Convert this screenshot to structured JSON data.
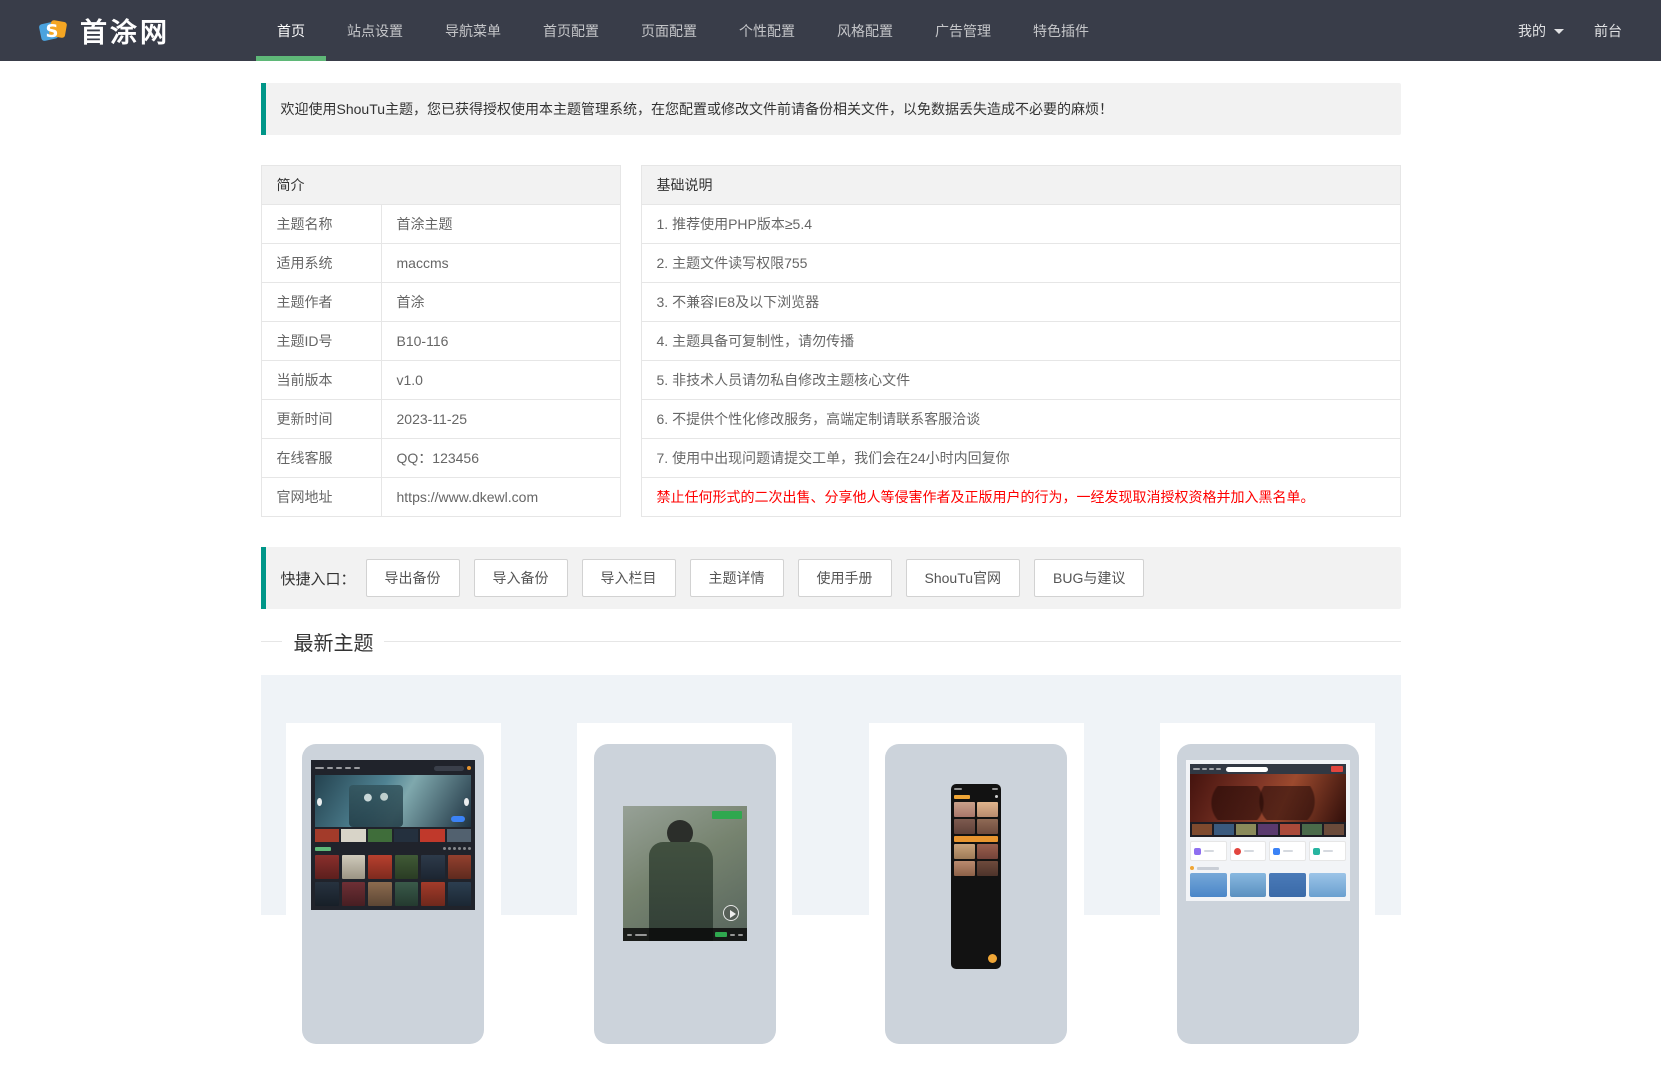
{
  "navbar": {
    "logo_text": "首涂网",
    "items": [
      {
        "label": "首页",
        "active": true
      },
      {
        "label": "站点设置"
      },
      {
        "label": "导航菜单"
      },
      {
        "label": "首页配置"
      },
      {
        "label": "页面配置"
      },
      {
        "label": "个性配置"
      },
      {
        "label": "风格配置"
      },
      {
        "label": "广告管理"
      },
      {
        "label": "特色插件"
      }
    ],
    "my_label": "我的",
    "front_label": "前台"
  },
  "alert": {
    "text": "欢迎使用ShouTu主题，您已获得授权使用本主题管理系统，在您配置或修改文件前请备份相关文件，以免数据丢失造成不必要的麻烦！"
  },
  "intro_table": {
    "header": "简介",
    "rows": [
      {
        "label": "主题名称",
        "value": "首涂主题"
      },
      {
        "label": "适用系统",
        "value": "maccms"
      },
      {
        "label": "主题作者",
        "value": "首涂"
      },
      {
        "label": "主题ID号",
        "value": "B10-116"
      },
      {
        "label": "当前版本",
        "value": "v1.0"
      },
      {
        "label": "更新时间",
        "value": "2023-11-25"
      },
      {
        "label": "在线客服",
        "value": "QQ：123456"
      },
      {
        "label": "官网地址",
        "value": "https://www.dkewl.com"
      }
    ]
  },
  "notes_table": {
    "header": "基础说明",
    "rows": [
      "1. 推荐使用PHP版本≥5.4",
      "2. 主题文件读写权限755",
      "3. 不兼容IE8及以下浏览器",
      "4. 主题具备可复制性，请勿传播",
      "5. 非技术人员请勿私自修改主题核心文件",
      "6. 不提供个性化修改服务，高端定制请联系客服洽谈",
      "7. 使用中出现问题请提交工单，我们会在24小时内回复你"
    ],
    "warning": "禁止任何形式的二次出售、分享他人等侵害作者及正版用户的行为，一经发现取消授权资格并加入黑名单。"
  },
  "quick_entry": {
    "label": "快捷入口：",
    "buttons": [
      "导出备份",
      "导入备份",
      "导入栏目",
      "主题详情",
      "使用手册",
      "ShouTu官网",
      "BUG与建议"
    ]
  },
  "latest_themes": {
    "title": "最新主题",
    "count": 4
  },
  "colors": {
    "navbar_bg": "#393D49",
    "nav_active_bar": "#5FB878",
    "quote_border": "#009688",
    "quote_bg": "#f2f2f2",
    "table_border": "#e6e6e6",
    "warning_text": "#ff0000",
    "panel_bg": "#eff3f7",
    "logo_blue": "#4aa3df",
    "logo_orange": "#f5a623"
  }
}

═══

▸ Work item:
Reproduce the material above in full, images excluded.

▸ Exercise answer:
Convert this screenshot to structured JSON data.
{
  "navbar": {
    "logo_text": "首涂网",
    "items": [
      {
        "label": "首页",
        "active": true
      },
      {
        "label": "站点设置"
      },
      {
        "label": "导航菜单"
      },
      {
        "label": "首页配置"
      },
      {
        "label": "页面配置"
      },
      {
        "label": "个性配置"
      },
      {
        "label": "风格配置"
      },
      {
        "label": "广告管理"
      },
      {
        "label": "特色插件"
      }
    ],
    "my_label": "我的",
    "front_label": "前台"
  },
  "alert": {
    "text": "欢迎使用ShouTu主题，您已获得授权使用本主题管理系统，在您配置或修改文件前请备份相关文件，以免数据丢失造成不必要的麻烦！"
  },
  "intro_table": {
    "header": "简介",
    "rows": [
      {
        "label": "主题名称",
        "value": "首涂主题"
      },
      {
        "label": "适用系统",
        "value": "maccms"
      },
      {
        "label": "主题作者",
        "value": "首涂"
      },
      {
        "label": "主题ID号",
        "value": "B10-116"
      },
      {
        "label": "当前版本",
        "value": "v1.0"
      },
      {
        "label": "更新时间",
        "value": "2023-11-25"
      },
      {
        "label": "在线客服",
        "value": "QQ：123456"
      },
      {
        "label": "官网地址",
        "value": "https://www.dkewl.com"
      }
    ]
  },
  "notes_table": {
    "header": "基础说明",
    "rows": [
      "1. 推荐使用PHP版本≥5.4",
      "2. 主题文件读写权限755",
      "3. 不兼容IE8及以下浏览器",
      "4. 主题具备可复制性，请勿传播",
      "5. 非技术人员请勿私自修改主题核心文件",
      "6. 不提供个性化修改服务，高端定制请联系客服洽谈",
      "7. 使用中出现问题请提交工单，我们会在24小时内回复你"
    ],
    "warning": "禁止任何形式的二次出售、分享他人等侵害作者及正版用户的行为，一经发现取消授权资格并加入黑名单。"
  },
  "quick_entry": {
    "label": "快捷入口：",
    "buttons": [
      "导出备份",
      "导入备份",
      "导入栏目",
      "主题详情",
      "使用手册",
      "ShouTu官网",
      "BUG与建议"
    ]
  },
  "latest_themes": {
    "title": "最新主题",
    "count": 4
  },
  "colors": {
    "navbar_bg": "#393D49",
    "nav_active_bar": "#5FB878",
    "quote_border": "#009688",
    "quote_bg": "#f2f2f2",
    "table_border": "#e6e6e6",
    "warning_text": "#ff0000",
    "panel_bg": "#eff3f7",
    "logo_blue": "#4aa3df",
    "logo_orange": "#f5a623"
  }
}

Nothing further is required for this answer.